2012 Bruce Arthur

Bruce Arthur

Bruce Arthur’s career as a full-time reporter lasted 17 days before he was laid off. He was working for the National Post, in one of the greatest collecions of sportswriting talent Canada had ever seen – it included Cam Cole, Roy MacGregor, Chris Jones, Dave Feschuk, Tom Maloney, Scott Burnside, Sean Fitz-Gerald, top-notch editors, a strong desk, and a full portfolio of writers.

Under fiscal pressure from the Asper family, however, the paper cut that sports section, along with arts, on Sept. 17, 2001. In the foreword of Chris Cobb’s book on the newspaper wars, Ego and Ink, Arthur makes a cameo appearance the night before the layoffs.

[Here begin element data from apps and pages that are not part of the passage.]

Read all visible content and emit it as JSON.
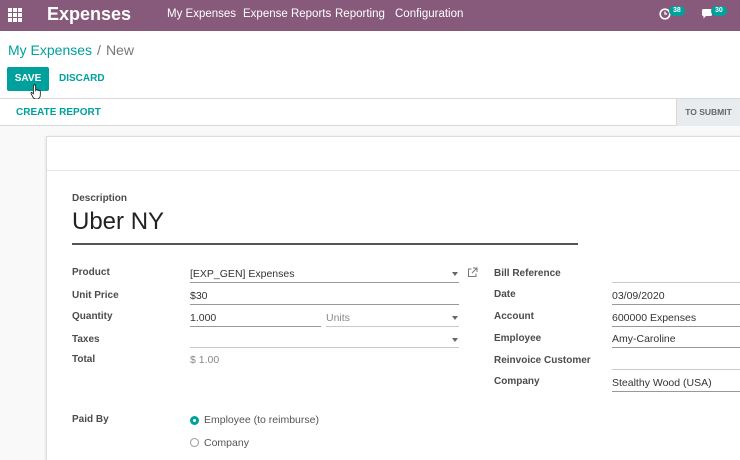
{
  "navbar": {
    "app_name": "Expenses",
    "menu": [
      "My Expenses",
      "Expense Reports",
      "Reporting",
      "Configuration"
    ],
    "activity_count": "38",
    "messages_count": "30"
  },
  "breadcrumb": {
    "parent": "My Expenses",
    "separator": "/",
    "current": "New"
  },
  "buttons": {
    "save": "SAVE",
    "discard": "DISCARD",
    "create_report": "CREATE REPORT"
  },
  "status": {
    "stage": "TO SUBMIT"
  },
  "form": {
    "description_label": "Description",
    "description_value": "Uber NY",
    "product": {
      "label": "Product",
      "value": "[EXP_GEN] Expenses"
    },
    "unit_price": {
      "label": "Unit Price",
      "value": "$30"
    },
    "quantity": {
      "label": "Quantity",
      "value": "1.000",
      "uom": "Units"
    },
    "taxes": {
      "label": "Taxes",
      "value": ""
    },
    "total": {
      "label": "Total",
      "value": "$ 1.00"
    },
    "bill_reference": {
      "label": "Bill Reference",
      "value": ""
    },
    "date": {
      "label": "Date",
      "value": "03/09/2020"
    },
    "account": {
      "label": "Account",
      "value": "600000 Expenses"
    },
    "employee": {
      "label": "Employee",
      "value": "Amy-Caroline"
    },
    "reinvoice_customer": {
      "label": "Reinvoice Customer",
      "value": ""
    },
    "company": {
      "label": "Company",
      "value": "Stealthy Wood (USA)"
    },
    "paid_by": {
      "label": "Paid By",
      "options": [
        "Employee (to reimburse)",
        "Company"
      ],
      "selected": "Employee (to reimburse)"
    }
  },
  "colors": {
    "navbar": "#875a7b",
    "accent": "#00a09d"
  },
  "icons": [
    "apps-grid-icon",
    "external-link-icon",
    "clock-icon",
    "chat-icon",
    "pointer-cursor-icon"
  ]
}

Arthur didn’t go home to Vancouver, however, and was eventually re-hired – “my future wife had just transferred to the U of T law school, so I wasn’t leaving town,” he says – and stuck around. It turned out to be a pretty good break.

Arthur had joined the Post as an intern after graduating from the University of British Columbia, where he was the sports editor and co-ordinating editor of the Ubyssey student newspaper, and called football and basketball games on CITR, the campus radio station.

Once he was re-hired by the Post, Arthur covered the Toronto Raptors and the NBA, and was named a columnist by sports editor Jim Bray in 2005. He was elevated to the paper’s national sports columnist in 2008, and was nominated for a National Newspaper Award in 2010. In 2011 Postmedia named Cole, the winner of this award in 2004 and 2011, and Arthur to the position of national sports columnists for the entire chain.

Arthur has been an enthusiastic adopter of Twitter, and was twice been named to Sports Illustrated’s Top 100 list of people to follow in sports. He was also named to Deadspin’s 67 worst Twitter accounts in sports, which helped balance it out. Covering the London, England, Olympics Arthur wrote about a wide variety of topics, including Simon Whitfield, Clara Hughes, the women’s soccer team, and the end of an era for a golden generation of Canadian Olympians.

“I had to write a lot of eulogies, or near enough,” said Arthur. “A lot of heartbreak stories, a lot of endings, that kind of thing. But a lot of grace, too. There’s nothing better to write than the Olympics.”

London was Arthur’s third Olympics, and he had also covered the Super Bowl, the Stanley Cup final, and the NBA Finals. Arthur lives in Toronto with his wife, Jen, and three children.